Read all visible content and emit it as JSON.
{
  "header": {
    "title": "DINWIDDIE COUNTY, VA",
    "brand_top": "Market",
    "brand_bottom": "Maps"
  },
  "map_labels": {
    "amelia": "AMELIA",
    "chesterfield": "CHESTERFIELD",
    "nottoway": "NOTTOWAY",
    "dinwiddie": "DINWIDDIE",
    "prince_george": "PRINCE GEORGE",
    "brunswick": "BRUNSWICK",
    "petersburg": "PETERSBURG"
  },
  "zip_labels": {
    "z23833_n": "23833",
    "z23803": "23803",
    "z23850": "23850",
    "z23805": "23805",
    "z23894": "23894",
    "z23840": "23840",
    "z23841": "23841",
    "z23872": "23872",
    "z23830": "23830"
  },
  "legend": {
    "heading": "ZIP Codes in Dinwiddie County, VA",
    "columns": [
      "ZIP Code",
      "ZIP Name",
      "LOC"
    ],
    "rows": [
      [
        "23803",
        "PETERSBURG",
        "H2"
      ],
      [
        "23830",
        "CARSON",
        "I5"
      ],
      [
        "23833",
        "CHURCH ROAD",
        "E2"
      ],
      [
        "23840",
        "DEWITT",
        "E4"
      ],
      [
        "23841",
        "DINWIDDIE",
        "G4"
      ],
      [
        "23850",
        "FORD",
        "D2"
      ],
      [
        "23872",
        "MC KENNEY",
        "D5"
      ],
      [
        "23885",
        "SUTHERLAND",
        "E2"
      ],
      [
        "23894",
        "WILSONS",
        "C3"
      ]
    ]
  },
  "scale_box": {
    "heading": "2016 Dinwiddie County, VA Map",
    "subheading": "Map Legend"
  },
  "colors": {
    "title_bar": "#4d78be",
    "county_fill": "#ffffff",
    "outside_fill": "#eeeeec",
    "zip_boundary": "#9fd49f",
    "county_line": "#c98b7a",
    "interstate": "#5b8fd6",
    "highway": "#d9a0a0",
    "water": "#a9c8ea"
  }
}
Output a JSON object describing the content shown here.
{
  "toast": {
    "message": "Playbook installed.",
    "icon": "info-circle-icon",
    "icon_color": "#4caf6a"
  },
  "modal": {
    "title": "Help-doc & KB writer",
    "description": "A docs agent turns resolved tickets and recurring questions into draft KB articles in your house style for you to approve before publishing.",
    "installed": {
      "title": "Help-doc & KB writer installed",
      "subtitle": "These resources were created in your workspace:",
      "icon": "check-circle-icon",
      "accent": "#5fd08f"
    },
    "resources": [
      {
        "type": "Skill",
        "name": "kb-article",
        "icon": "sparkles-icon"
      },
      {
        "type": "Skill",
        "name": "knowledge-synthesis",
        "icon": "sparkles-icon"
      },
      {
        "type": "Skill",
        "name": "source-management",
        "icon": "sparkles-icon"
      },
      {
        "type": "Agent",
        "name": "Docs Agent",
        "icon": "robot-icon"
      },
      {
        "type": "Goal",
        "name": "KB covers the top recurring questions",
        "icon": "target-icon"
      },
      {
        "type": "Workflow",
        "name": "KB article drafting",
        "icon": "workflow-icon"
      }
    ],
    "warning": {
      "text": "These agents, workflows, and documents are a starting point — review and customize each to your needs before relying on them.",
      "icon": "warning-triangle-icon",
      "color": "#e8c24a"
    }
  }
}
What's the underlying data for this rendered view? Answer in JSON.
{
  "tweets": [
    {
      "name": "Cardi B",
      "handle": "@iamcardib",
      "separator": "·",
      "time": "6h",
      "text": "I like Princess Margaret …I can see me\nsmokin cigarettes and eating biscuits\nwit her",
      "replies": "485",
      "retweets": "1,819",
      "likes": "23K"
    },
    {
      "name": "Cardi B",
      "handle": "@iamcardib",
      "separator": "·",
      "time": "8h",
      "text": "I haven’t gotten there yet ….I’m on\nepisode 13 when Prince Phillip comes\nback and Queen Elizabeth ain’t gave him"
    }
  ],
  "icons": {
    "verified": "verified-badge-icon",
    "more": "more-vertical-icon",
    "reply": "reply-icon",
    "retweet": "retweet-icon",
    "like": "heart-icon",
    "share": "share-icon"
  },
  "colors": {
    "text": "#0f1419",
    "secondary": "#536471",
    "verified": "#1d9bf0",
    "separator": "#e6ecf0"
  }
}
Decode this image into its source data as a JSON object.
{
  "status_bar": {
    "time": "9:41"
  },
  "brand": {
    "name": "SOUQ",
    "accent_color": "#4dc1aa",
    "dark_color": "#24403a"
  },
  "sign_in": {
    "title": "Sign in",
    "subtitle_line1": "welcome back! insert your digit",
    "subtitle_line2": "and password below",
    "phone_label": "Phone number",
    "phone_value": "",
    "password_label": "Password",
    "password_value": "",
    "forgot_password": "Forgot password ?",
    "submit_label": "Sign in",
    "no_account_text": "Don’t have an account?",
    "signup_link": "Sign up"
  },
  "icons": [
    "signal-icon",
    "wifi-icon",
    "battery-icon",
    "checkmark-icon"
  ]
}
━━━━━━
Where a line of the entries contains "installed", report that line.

:: Answer to the problem ::
    "message": "Playbook installed.",
    "installed": {
      "title": "Help-doc & KB writer installed",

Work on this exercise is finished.